**EXERCISE BRIEF**: Where a line of the records holds the string "this", copy that line.

BEGIN DATA SHOWN

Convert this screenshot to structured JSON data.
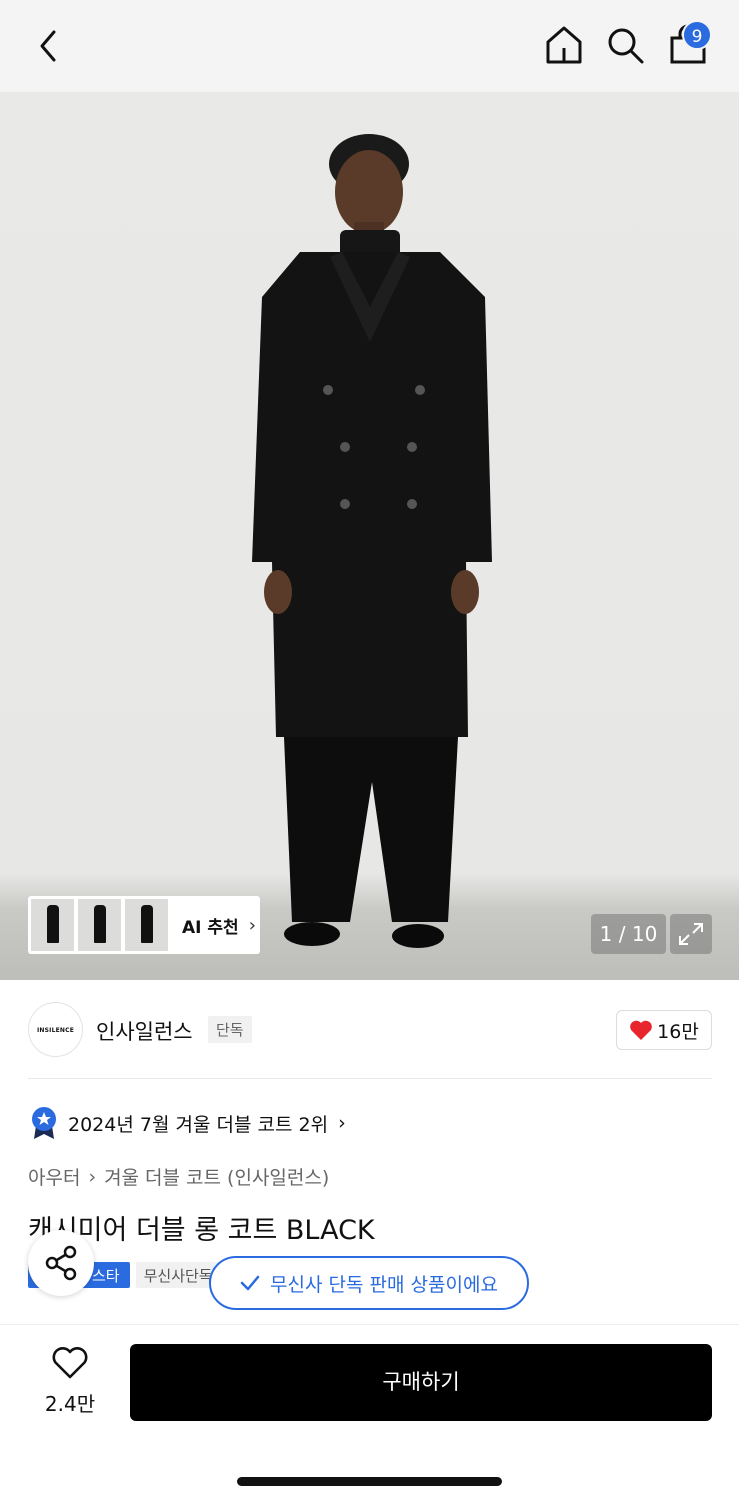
{
  "header": {
    "cart_count": "9"
  },
  "hero": {
    "ai_recommend_label": "AI 추천",
    "pager": "1 / 10"
  },
  "brand": {
    "logo_text": "INSILENCE",
    "name": "인사일런스",
    "exclusive_tag": "단독",
    "likes": "16만"
  },
  "ranking": {
    "text": "2024년 7월 겨울 더블 코트 2위"
  },
  "breadcrumb": {
    "category": "아우터",
    "subcategory": "겨울 더블 코트 (인사일런스)"
  },
  "product": {
    "title": "캐시미어 더블 롱 코트 BLACK",
    "tag_blue": "스타",
    "tag_grey": "무신사단독"
  },
  "toast": {
    "text": "무신사 단독 판매 상품이에요"
  },
  "bottom_bar": {
    "wish_count": "2.4만",
    "buy_label": "구매하기"
  },
  "colors": {
    "accent": "#2a6be0",
    "heart": "#e8242c",
    "buy_button": "#000000"
  }
}
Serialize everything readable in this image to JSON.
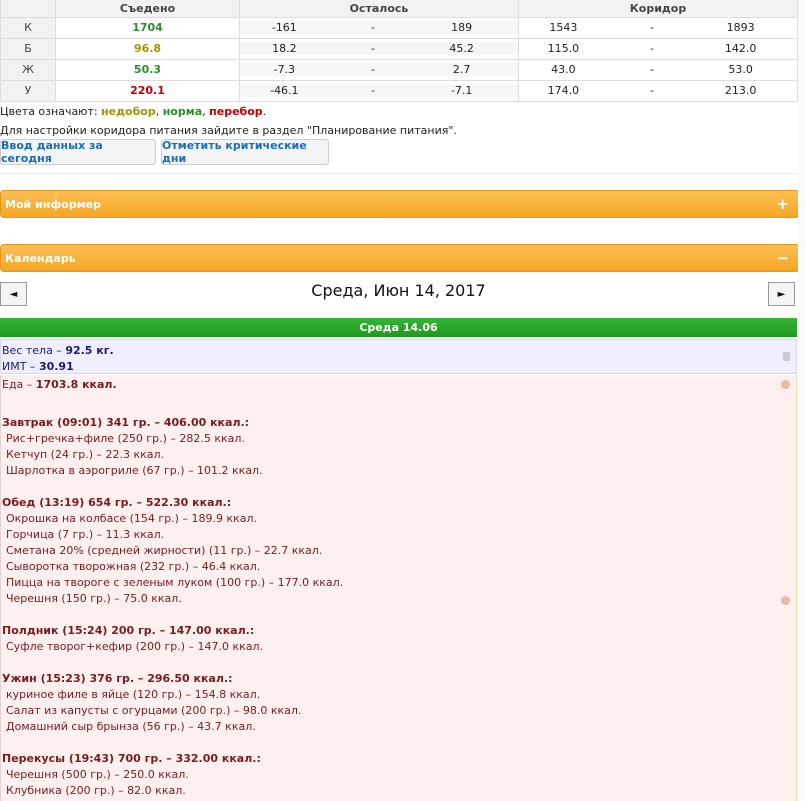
{
  "summary": {
    "headers": {
      "key": "",
      "eaten": "Съедено",
      "remaining": "Осталось",
      "corridor": "Коридор"
    },
    "rows": [
      {
        "key": "К",
        "eaten": "1704",
        "eaten_color": "#2e8b2e",
        "rem_from": "-161",
        "sep": "-",
        "rem_to": "189",
        "cor_from": "1543",
        "cor_sep": "-",
        "cor_to": "1893"
      },
      {
        "key": "Б",
        "eaten": "96.8",
        "eaten_color": "#9a9a00",
        "rem_from": "18.2",
        "sep": "-",
        "rem_to": "45.2",
        "cor_from": "115.0",
        "cor_sep": "-",
        "cor_to": "142.0"
      },
      {
        "key": "Ж",
        "eaten": "50.3",
        "eaten_color": "#2e8b2e",
        "rem_from": "-7.3",
        "sep": "-",
        "rem_to": "2.7",
        "cor_from": "43.0",
        "cor_sep": "-",
        "cor_to": "53.0"
      },
      {
        "key": "У",
        "eaten": "220.1",
        "eaten_color": "#c00000",
        "rem_from": "-46.1",
        "sep": "-",
        "rem_to": "-7.1",
        "cor_from": "174.0",
        "cor_sep": "-",
        "cor_to": "213.0"
      }
    ]
  },
  "legend": {
    "prefix": "Цвета означают: ",
    "under": "недобор",
    "comma1": ", ",
    "norm": "норма",
    "comma2": ", ",
    "over": "перебор",
    "end": "."
  },
  "hint": "Для настройки коридора питания зайдите в раздел \"Планирование питания\".",
  "buttons": {
    "today": "Ввод данных за сегодня",
    "critical": "Отметить критические дни"
  },
  "informer": {
    "title": "Мой информер",
    "toggle": "+"
  },
  "calendar": {
    "title": "Календарь",
    "toggle": "−",
    "prev": "◄",
    "next": "►",
    "date": "Среда, Июн 14, 2017",
    "day_label": "Среда 14.06"
  },
  "body": {
    "weight_label": "Вес тела – ",
    "weight_value": "92.5 кг.",
    "bmi_label": "ИМТ – ",
    "bmi_value": "30.91"
  },
  "food": {
    "total_label": "Еда – ",
    "total_value": "1703.8 ккал.",
    "lines": [
      {
        "type": "meal",
        "text": "Завтрак (09:01) 341 гр. – 406.00 ккал.:"
      },
      {
        "type": "item",
        "text": "Рис+гречка+филе (250 гр.) – 282.5 ккал."
      },
      {
        "type": "item",
        "text": "Кетчуп (24 гр.) – 22.3 ккал."
      },
      {
        "type": "item",
        "text": "Шарлотка в аэрогриле (67 гр.) – 101.2 ккал."
      },
      {
        "type": "meal",
        "text": "Обед (13:19) 654 гр. – 522.30 ккал.:"
      },
      {
        "type": "item",
        "text": "Окрошка на колбасе (154 гр.) – 189.9 ккал."
      },
      {
        "type": "item",
        "text": "Горчица (7 гр.) – 11.3 ккал."
      },
      {
        "type": "item",
        "text": "Сметана 20% (средней жирности) (11 гр.) – 22.7 ккал."
      },
      {
        "type": "item",
        "text": "Сыворотка творожная (232 гр.) – 46.4 ккал."
      },
      {
        "type": "item",
        "text": "Пицца на твороге с зеленым луком (100 гр.) – 177.0 ккал."
      },
      {
        "type": "item",
        "text": "Черешня (150 гр.) – 75.0 ккал."
      },
      {
        "type": "meal",
        "text": "Полдник (15:24) 200 гр. – 147.00 ккал.:"
      },
      {
        "type": "item",
        "text": "Суфле творог+кефир (200 гр.) – 147.0 ккал."
      },
      {
        "type": "meal",
        "text": "Ужин (15:23) 376 гр. – 296.50 ккал.:"
      },
      {
        "type": "item",
        "text": "куриное филе в яйце (120 гр.) – 154.8 ккал."
      },
      {
        "type": "item",
        "text": "Салат из капусты с огурцами (200 гр.) – 98.0 ккал."
      },
      {
        "type": "item",
        "text": "Домашний сыр брынза (56 гр.) – 43.7 ккал."
      },
      {
        "type": "meal",
        "text": "Перекусы (19:43) 700 гр. – 332.00 ккал.:"
      },
      {
        "type": "item",
        "text": "Черешня (500 гр.) – 250.0 ккал."
      },
      {
        "type": "item",
        "text": "Клубника (200 гр.) – 82.0 ккал."
      }
    ]
  }
}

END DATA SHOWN

**EXERCISE SOLUTION**:
Convert this screenshot to structured JSON data.
Serialize everything readable in this image to JSON.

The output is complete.